However, here is much more to shalom than peace. The historical use of the concept evokes the idea of an environment that closely resembles many biblical descriptions of heaven. Wikipedia shares the following insight; “Shalom, as term and message, seems to encapsulate a reality and hope of wholeness for the individual, within societal relations, and for the whole world. To say joy and peace, meaning a state of affairs where there is no dispute or war, does not begin to describe the sense of the term. Completeness seems to be at the center of shalom.” This idea certainly connotes a happy, satisfying and resolved existence.

In the book Not the Way It’s Supposed to Be: A Breviary of Sin, author Cornelius Plantinga described the Old Testament concept of shalom:
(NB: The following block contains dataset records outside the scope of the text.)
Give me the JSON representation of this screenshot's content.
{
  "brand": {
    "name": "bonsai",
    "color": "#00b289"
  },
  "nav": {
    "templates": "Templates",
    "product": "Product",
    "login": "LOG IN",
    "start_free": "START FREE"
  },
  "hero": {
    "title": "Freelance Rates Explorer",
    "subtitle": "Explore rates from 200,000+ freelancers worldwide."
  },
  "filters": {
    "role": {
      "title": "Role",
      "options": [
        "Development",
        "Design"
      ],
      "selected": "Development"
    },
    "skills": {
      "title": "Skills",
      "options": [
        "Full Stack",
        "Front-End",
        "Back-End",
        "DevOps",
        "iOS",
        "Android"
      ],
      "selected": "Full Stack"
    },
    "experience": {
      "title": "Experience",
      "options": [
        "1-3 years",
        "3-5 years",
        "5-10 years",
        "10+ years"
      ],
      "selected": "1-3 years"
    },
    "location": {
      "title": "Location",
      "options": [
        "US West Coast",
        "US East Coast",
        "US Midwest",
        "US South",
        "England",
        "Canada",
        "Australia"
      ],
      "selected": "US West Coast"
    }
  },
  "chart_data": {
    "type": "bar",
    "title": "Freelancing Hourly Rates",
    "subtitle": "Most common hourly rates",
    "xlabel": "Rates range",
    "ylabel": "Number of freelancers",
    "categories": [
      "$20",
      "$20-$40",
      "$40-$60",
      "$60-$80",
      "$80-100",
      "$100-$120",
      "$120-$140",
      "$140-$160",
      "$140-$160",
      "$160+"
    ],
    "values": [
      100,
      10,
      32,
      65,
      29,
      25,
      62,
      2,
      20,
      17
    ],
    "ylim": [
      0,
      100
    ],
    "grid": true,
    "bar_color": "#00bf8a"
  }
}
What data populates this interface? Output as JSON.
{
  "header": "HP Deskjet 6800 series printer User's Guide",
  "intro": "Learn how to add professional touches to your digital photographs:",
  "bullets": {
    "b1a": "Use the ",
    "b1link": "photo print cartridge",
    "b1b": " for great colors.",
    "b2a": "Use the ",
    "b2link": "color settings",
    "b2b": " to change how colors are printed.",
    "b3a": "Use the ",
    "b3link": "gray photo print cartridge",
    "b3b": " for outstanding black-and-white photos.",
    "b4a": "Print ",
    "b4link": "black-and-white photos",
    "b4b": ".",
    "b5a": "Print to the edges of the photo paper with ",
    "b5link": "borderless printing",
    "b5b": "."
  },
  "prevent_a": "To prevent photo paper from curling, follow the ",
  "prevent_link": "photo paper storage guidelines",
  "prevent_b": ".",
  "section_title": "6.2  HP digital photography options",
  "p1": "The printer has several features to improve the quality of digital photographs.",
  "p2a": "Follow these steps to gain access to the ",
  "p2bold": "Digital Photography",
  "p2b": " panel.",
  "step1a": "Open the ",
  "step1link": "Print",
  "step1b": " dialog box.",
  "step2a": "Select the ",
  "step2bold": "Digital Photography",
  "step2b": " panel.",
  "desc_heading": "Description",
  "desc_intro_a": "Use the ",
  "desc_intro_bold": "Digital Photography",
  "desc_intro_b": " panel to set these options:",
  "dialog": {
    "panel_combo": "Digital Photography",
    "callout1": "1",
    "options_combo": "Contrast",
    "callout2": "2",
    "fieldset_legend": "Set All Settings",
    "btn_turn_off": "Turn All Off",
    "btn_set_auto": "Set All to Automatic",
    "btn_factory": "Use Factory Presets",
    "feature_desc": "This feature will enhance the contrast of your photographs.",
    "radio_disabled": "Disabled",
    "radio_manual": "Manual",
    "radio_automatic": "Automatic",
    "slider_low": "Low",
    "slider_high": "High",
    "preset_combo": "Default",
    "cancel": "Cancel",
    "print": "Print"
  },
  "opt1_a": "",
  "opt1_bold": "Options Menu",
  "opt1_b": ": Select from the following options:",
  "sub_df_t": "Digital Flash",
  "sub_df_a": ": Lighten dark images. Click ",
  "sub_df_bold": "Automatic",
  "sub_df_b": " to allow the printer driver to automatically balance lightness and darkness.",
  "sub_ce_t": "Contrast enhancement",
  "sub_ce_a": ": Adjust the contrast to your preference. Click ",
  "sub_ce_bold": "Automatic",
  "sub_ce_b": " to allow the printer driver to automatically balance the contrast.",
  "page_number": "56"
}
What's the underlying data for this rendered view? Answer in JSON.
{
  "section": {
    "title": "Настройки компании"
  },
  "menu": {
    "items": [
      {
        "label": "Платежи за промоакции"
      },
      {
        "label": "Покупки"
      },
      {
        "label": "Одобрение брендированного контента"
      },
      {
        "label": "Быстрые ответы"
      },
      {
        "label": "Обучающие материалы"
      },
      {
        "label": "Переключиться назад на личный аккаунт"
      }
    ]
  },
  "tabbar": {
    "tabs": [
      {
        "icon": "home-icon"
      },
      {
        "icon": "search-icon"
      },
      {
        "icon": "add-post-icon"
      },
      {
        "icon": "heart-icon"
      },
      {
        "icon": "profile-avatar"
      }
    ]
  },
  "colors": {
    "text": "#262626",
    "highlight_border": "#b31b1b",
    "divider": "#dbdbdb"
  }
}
“The webbing together of God, humans, and all creation in justice, fulfillment, and delight is what the Hebrew prophets call shalom. We call it peace but it means far more than mere peace of mind or a cease-fire between enemies. In the Bible, shalom means universal flourishing, wholeness and delight – a rich state of affairs in which natural needs are satisfied and natural gifts fruitfully employed, a state of affairs that inspires joyful wonder as its Creator and Savior opens doors and welcomes the creatures in whom he delights. Shalom, in other words, is the way things ought to be.”

There is, deep within each of us, a knowing/feeling that there should be much more to life than we presently experience. Like there is still another shoe waiting to be dropped. There is a hunger for the “not yet” to arrive when we can finally breathe in and exhale with complete joy. Is it possible before we assume room temperature? I don’t know. I do know that Jesus said the Kingdom is within us so there is a measure of shalom inside. If we could let it out and allow it to spread by building relationships with authentic Jesus character traits, our culture and communities would experience shalom. Know anyone that seems too tightly strung and needs a breath of peace?

The atmosphere and character of shalom is deep and deserves exploring and pursuing. I believe it is the heart of the coming Kingdom. Why? The Bible tells me so.